Calls for interoperability have faded among users in the consumer market, but they've begun to heat up among business users. Earlier this month seven top brokerage firms formally announced a coalition to promote the adoption of standards in the fragmented instant messenger industry.

Microsoft has made instant messaging a central feature in its Windows XP operating system and its MSN Internet service, and is working on a corporate-communications tool, code-named Greenwich, that will include instant messaging. Yahoo has also seen an increase in the popularity of its Yahoo Messenger software. In a sense, both Microsoft and Yahoo have benefited from the lack of interoperability because consumers end up downloading and operating multiple instant messaging clients.

AOL has also argued that developing an interoperability protocol is more difficult than it seems. In a filing to the FCC last July, AOL said it would focus fewer resources on developing a protocol to let outside servers to communicate with its setup. This server-to-server interoperability would require significant time and resources, the company said.

Instead, AOL said it would pursue marketing agreements to let companies develop their own instant messaging software based on AIM's technology and infrastructure. In the modeling of such agreements, AOL is using Apple Computer's iChat as an example.

AOL's Bentley would not consider the AIM 5.1 feature an example of server-to-server interoperability because AIM and ICQ run on the same network.

Competitors remain skeptical of AOL's moves.

"Until there's interoperability among the three leading instant messaging players--Yahoo, MSN and AOL-- this minor move really won't have a significantly positive impact on the broader (instant messaging) community," a Yahoo representative said.

A Microsoft representative did not comment.


macrumors 68030
Original poster
Aug 4, 2002
Madison, Wi
would iChat expand as well?

My first question when I read the above article was, would this mean iChat would expand into ICQ as well?
And it looks like thinks so, they wrote:

iChat future release to support ICQ network

According to several sources, the next major version of Apple's instant
messaging AIM/.Mac client will add support for the ICQ network. Like
AIM, ICQ is a very popular instant messaging service with millions of

Sources couldn't precise pin down the date for this new major update of
iChat but there are chances that it will come sooner than Panther (Mac
OS X next major upgrade).

I have never used ICQ myself, but I think this would be great.

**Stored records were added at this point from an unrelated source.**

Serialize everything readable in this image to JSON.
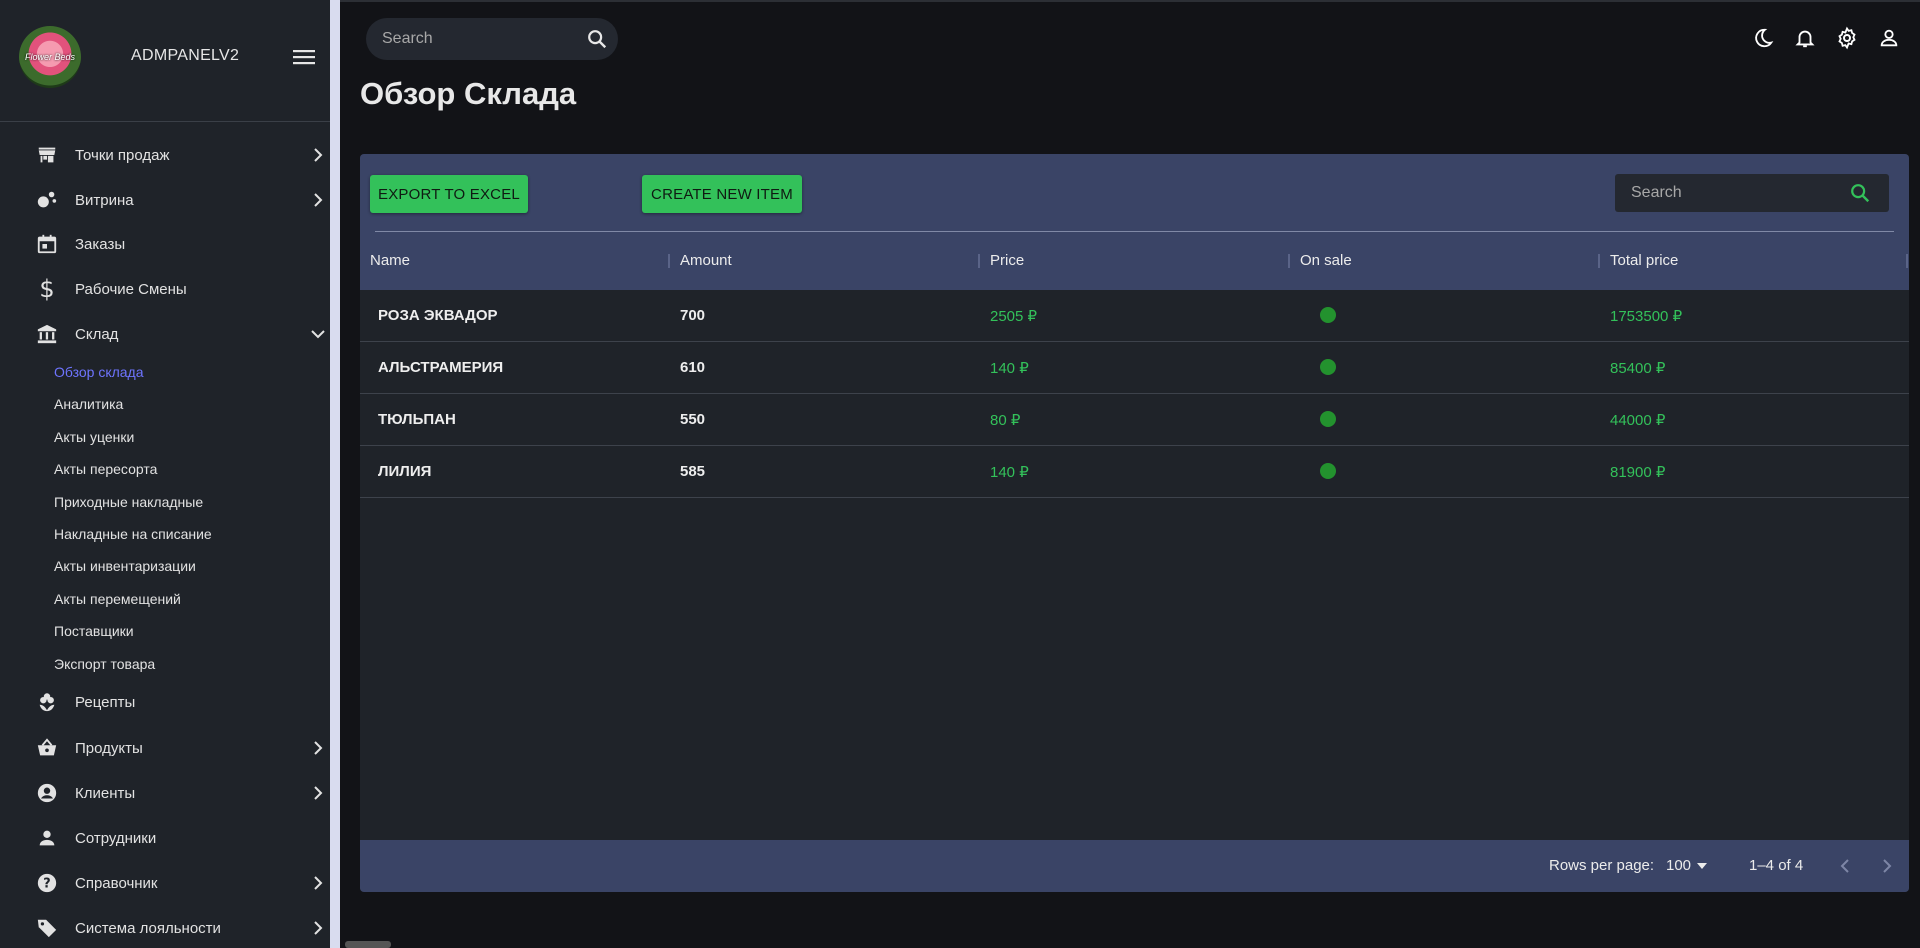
{
  "header": {
    "logo_text": "Flower Beds",
    "brand": "ADMPANELV2",
    "search_placeholder": "Search"
  },
  "sidebar": {
    "items": [
      {
        "label": "Точки продаж",
        "icon": "store-icon",
        "has_chevron": true
      },
      {
        "label": "Витрина",
        "icon": "showcase-icon",
        "has_chevron": true
      },
      {
        "label": "Заказы",
        "icon": "calendar-icon",
        "has_chevron": false
      },
      {
        "label": "Рабочие Смены",
        "icon": "dollar-icon",
        "has_chevron": false
      },
      {
        "label": "Склад",
        "icon": "bank-icon",
        "has_chevron": true,
        "expanded": true
      },
      {
        "label": "Рецепты",
        "icon": "flower-icon",
        "has_chevron": false
      },
      {
        "label": "Продукты",
        "icon": "basket-icon",
        "has_chevron": true
      },
      {
        "label": "Клиенты",
        "icon": "account-circle-icon",
        "has_chevron": true
      },
      {
        "label": "Сотрудники",
        "icon": "person-icon",
        "has_chevron": false
      },
      {
        "label": "Справочник",
        "icon": "help-icon",
        "has_chevron": true
      },
      {
        "label": "Система лояльности",
        "icon": "tag-icon",
        "has_chevron": true
      }
    ],
    "warehouse_sub": [
      "Обзор склада",
      "Аналитика",
      "Акты уценки",
      "Акты пересорта",
      "Приходные накладные",
      "Накладные на списание",
      "Акты инвентаризации",
      "Акты перемещений",
      "Поставщики",
      "Экспорт товара"
    ],
    "active_sub": "Обзор склада"
  },
  "topbar_icons": [
    "moon-icon",
    "bell-icon",
    "gear-icon",
    "user-icon"
  ],
  "page": {
    "title": "Обзор Склада"
  },
  "toolbar": {
    "export_label": "EXPORT TO EXCEL",
    "create_label": "CREATE NEW ITEM",
    "search_placeholder": "Search"
  },
  "table": {
    "columns": [
      "Name",
      "Amount",
      "Price",
      "On sale",
      "Total price"
    ],
    "rows": [
      {
        "name": "РОЗА ЭКВАДОР",
        "amount": "700",
        "price": "2505 ₽",
        "on_sale": true,
        "total": "1753500 ₽"
      },
      {
        "name": "АЛЬСТРАМЕРИЯ",
        "amount": "610",
        "price": "140 ₽",
        "on_sale": true,
        "total": "85400 ₽"
      },
      {
        "name": "ТЮЛЬПАН",
        "amount": "550",
        "price": "80 ₽",
        "on_sale": true,
        "total": "44000 ₽"
      },
      {
        "name": "ЛИЛИЯ",
        "amount": "585",
        "price": "140 ₽",
        "on_sale": true,
        "total": "81900 ₽"
      }
    ]
  },
  "footer": {
    "rows_per_page_label": "Rows per page:",
    "rows_per_page_value": "100",
    "range": "1–4 of 4"
  },
  "colors": {
    "accent_green": "#33c15a",
    "active_link": "#6e74ff",
    "toolbar_bg": "#3a4466"
  }
}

macrumors 6502
Apr 13, 2001
i love icq - i would love to see it added to iChat... however... the interface needs to be like Proteus...

where all the chatting can be done in one window - a side drawer contains all the active people you are chatting with, and you click on a name to toggle the chatting window.



macrumors regular
Oct 29, 2002
here and there
oohh this sounds promising, I love iChat with it's bugs and faults and all so it would be great if they integrated icq too, I never cared for icq myself though but if aol and icq merge than who knows what things would change. Actually iChat can integrate all it wants, as long as it leaves out MSN messenger.!!!:cool:


macrumors 68000
May 24, 2002
'Toba, Canada
did some testing on aim 5.1 beta (for winblowz), and doesnt look like theres much icq support...but if u add an icq person to your list (their icq #) it will recognize that, but i cant seem to send im's to ppl who use icq lol


macrumors regular
Jun 4, 2002
That might not be down to AOL 5.1 issues, the whole ICQ and AIM networks have gone down a couple of times this week.
Register on MacRumors! This sidebar will go away, and you'll see fewer ads.